Would-be car bomber is East Jerusalem woman — Shin Bet
search

Would-be car bomber is East Jerusalem woman — Shin Bet

Papers voicing support for terrorists found on 31-year-old Palestinian who had gas canister in her vehicle as she headed to the capital

Israeli police inspect the damaged car of a Palestinian woman after she detonated a small bomb on October 11, 2015 on the highway leading from Ma'ale Adumim to Jerusalem. (AFP PHOTO/MENAHEM KAHANA)
Israeli police inspect the damaged car of a Palestinian woman after she detonated a small bomb on October 11, 2015 on the highway leading from Ma'ale Adumim to Jerusalem. (AFP PHOTO/MENAHEM KAHANA)

Israeli officials on Sunday identified the Palestinian woman who detonated explosives in a car near Jerusalem earlier in the day as a 31-year-old resident of the East Jerusalem neighborhood of Jabel Mukaber.

The security forces did not release the name of the woman, who the Shin Bet security service said was currently living in the West Bank city of Jericho. The Shin Bet said she had no previous convictions and had not been known to the Israeli authorities.

The Shin Bet said in a statement that around 7 a.m. a traffic police officer noticed that the woman was driving in the public transportation lane while tailgating a police vehicle.

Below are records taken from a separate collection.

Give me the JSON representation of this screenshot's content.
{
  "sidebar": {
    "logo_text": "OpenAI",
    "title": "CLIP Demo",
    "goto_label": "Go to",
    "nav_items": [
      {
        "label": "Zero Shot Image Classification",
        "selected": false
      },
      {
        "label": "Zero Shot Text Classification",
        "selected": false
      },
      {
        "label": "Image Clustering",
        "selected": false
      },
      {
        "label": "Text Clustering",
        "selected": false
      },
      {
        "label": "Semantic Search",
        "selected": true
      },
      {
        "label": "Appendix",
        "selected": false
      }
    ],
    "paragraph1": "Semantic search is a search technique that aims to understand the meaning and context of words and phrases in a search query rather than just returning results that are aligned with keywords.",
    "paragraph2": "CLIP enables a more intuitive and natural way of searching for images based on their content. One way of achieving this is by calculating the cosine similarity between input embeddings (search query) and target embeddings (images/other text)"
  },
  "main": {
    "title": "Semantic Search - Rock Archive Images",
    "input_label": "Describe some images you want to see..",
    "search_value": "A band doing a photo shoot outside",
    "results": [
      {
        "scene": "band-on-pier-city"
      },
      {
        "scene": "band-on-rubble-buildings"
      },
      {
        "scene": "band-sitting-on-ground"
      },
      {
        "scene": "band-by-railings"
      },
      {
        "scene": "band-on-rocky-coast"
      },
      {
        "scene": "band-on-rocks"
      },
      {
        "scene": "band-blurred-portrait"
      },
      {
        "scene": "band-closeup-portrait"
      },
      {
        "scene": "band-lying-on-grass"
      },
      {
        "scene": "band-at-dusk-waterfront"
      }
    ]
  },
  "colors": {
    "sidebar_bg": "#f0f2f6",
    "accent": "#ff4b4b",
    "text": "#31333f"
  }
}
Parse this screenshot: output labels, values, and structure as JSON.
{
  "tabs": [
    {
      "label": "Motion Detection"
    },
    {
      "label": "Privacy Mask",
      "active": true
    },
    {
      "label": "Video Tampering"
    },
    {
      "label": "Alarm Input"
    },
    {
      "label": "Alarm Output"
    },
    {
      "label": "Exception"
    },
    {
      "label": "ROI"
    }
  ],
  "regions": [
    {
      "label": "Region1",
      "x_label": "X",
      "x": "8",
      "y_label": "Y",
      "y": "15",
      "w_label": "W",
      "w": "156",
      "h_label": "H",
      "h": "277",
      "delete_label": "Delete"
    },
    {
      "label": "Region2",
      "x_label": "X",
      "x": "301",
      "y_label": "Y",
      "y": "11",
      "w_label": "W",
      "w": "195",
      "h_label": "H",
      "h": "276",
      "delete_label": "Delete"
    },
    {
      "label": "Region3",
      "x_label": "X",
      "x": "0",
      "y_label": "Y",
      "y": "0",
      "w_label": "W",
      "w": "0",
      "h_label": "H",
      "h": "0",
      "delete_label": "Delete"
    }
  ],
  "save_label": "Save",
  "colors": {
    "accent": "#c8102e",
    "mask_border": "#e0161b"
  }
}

Police said officers noticed a suspicious vehicle driven by a woman heading toward a checkpoint on the way to Jerusalem and signaled to her to stop. The woman then yelled “Allahu Akbar” (God is most great) and set off the explosive detonator in her car, a police statement said. A gas canister in her car did not explode, however.

Handwritten slips of paper voicing support for “Palestinian martyrs” were found on her person, the Shin Bet said.

The police officer who stopped the woman was lightly injured, while she was severely injured in the explosion. She was taken to Hadassah Hospital in Jerusalem’s Ein Kerem neighborhood for treatment.

The car was bearing Israeli, rather than Palestinian, license plates. Police found the gas canister in the vehicle and said that the woman had intended to carry out a bombing in Jerusalem.

Police at the scene of an attempted suicide bombing near Ma'ale Adumim, just east of Jerusalem, on Sunday morning, October 11, 2015 (Israel Police)
Police at the scene of an attempted suicide bombing near Ma’ale Adumim, just east of Jerusalem, on Sunday morning, October 11, 2015 (Israel Police)

Initial reports pointed to a possible suicide bombing, saying that the woman had died in the attack. Police later said the woman exited her car just before the bomb went off, indicating that it may not have been a suicide bombing attempt.

Paramedics from the Magen David Adom ambulance service arrived at the scene minutes after the incident.

Aharon Adler, an MDA paramedic described the scene.

“When we arrived, we were led to a man in his thirties who was fully conscious,” Adler said. “He was walking around, and suffering from burns to his upper body. We treated him and evacuated him to the hospital in light, stable condition.”

Medics at the scene of an attempted suicide bombing near Jerusalem on Sunday morning, October 11, 2015 (Courtesy of Israel Police)
Medics at the scene of an attempted suicide bombing near Jerusalem on Sunday morning, October 11, 2015 (Courtesy of Israel Police)

Adler said it was initially difficult to approach the Palestinian bomber in her car.

“When we could approach the car, we treated the driver, who was conscious, with burns all over her body, and evacuated her to the hospital in serious condition,” he said.

On Saturday, Prime Minister Benjamin Netanyahu ordered a massive call-up of Border Police forces in an effort to quell the ongoing wave of unrest and violence in Israel and the West Bank that has seen a week of almost daily terror attacks against Israelis.

On Saturday morning, a Palestinian teenager stabbed and wounded two ultra-Orthodox Jews, aged 62 and 65, just outside the Old City’s Damascus Gate in East Jerusalem. Police shot and killed the 16-year-old stabber, later identified as Ishak Badran of Kafr Aqab in East Jerusalem.

Hours later, another East Jerusalem teenager was killed while carrying out a similar attack. Muhammad Said Muhammad, 19, from Shuafat, stabbed a Border Police officer in the neck, also outside the Old City’s Damascus Gate, before being shot dead by other officers.

The wave of attacks started in Jerusalem last month over what Israel insists are unfounded Palestinian claims that Israel is expanding its presence at the Temple Mount and the al-Aqsa Mosque.

Times of Israel staff contributed to this report.

read more:
comments